Shanghai is the world’s most daring urban laboratory. Since the 1990s it has sprinted into the globalization age with faster economic growth than any other mega-city. Life has consequently undergone surreal transformations for most of Shanghai’s 19 million residents. The city’s stunning built landscapes and dramatically altered modes of living offer visual evidence for Shanghai’s emergent position as a global hub. As Shanghai-based urbanist Anna Greenspan put it to me, “globalization is not something that happens in the ether.” Globalization is evident in urban development, and China’s open-door policy makes Shanghai a lesson in innumerable contrasts. Urban planning is practically a religion here, and lies at the heart of China’s long-term strategy of global integration. China’s effort to attract foreign investment and cultivate globally competitive industries is deeply infused with Shanghai’s planning strategies. Global integration brought with it a changed urban aesthetic.

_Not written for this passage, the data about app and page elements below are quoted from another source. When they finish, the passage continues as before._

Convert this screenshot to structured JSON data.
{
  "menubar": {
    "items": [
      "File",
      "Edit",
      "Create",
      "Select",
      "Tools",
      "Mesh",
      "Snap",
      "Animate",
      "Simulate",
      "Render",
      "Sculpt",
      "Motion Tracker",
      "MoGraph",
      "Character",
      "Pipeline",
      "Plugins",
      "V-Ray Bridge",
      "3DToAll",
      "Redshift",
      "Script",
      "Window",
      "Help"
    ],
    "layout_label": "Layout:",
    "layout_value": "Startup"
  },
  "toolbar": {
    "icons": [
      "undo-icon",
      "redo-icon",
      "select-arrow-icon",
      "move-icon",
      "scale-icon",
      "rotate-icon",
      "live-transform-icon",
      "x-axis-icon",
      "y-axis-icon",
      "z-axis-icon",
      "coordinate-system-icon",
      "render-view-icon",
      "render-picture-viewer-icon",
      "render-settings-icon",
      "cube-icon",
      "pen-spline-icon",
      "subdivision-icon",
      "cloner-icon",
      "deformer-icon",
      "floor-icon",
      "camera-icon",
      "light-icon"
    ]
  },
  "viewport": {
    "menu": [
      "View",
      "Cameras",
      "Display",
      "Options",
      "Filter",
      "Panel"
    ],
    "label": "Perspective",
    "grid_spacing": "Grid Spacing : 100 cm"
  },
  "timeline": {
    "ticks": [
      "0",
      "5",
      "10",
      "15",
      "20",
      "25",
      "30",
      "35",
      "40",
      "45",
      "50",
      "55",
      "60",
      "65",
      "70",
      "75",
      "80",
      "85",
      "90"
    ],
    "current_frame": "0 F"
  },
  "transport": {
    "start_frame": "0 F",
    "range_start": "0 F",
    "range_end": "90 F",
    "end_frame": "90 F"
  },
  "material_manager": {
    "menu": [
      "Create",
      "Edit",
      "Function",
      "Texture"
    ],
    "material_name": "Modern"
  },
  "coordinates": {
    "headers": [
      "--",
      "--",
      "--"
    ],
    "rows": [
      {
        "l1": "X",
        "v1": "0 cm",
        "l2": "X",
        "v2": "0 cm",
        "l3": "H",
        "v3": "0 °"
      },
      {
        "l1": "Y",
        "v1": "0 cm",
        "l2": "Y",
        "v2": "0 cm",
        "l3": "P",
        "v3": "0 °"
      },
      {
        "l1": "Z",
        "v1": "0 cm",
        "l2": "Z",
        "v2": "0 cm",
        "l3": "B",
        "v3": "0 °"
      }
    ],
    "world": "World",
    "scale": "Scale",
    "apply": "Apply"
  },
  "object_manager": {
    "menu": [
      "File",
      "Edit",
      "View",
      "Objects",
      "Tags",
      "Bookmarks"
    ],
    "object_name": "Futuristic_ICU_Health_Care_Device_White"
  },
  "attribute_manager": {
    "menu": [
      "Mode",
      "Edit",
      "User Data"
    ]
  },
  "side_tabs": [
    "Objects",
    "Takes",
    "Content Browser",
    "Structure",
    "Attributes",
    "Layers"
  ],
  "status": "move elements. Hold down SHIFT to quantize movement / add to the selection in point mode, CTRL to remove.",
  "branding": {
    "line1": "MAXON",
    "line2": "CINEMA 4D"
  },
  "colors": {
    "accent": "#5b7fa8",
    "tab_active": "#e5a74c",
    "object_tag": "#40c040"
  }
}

The Chinese state has forcefully sought to harness the benefits of economic globalization in ways that have not always been humanistic. Neighborhoods are routinely cleared to make way for more comfortable, connected housing and up-to-date commercial infrastructure. Much of the city’s development is infused with daunting modernist landscapes of monolithic towers separated by wide parks and broad boulevards. Some construction is spectacular, like Pudong’s souring pagoda style Jin Mao tower. There is also a proliferation of poorly built, knock-off architecture. Shanghai’s state of the art public transit system simultaneously grows alongside automobile purchases, a popular status symbol for a hitherto long-deprived consumer society. Meanwhile a laboring underclass wanders through the city’s glamorized renditions of Beverly Hills.
All photographs by Josh Leon.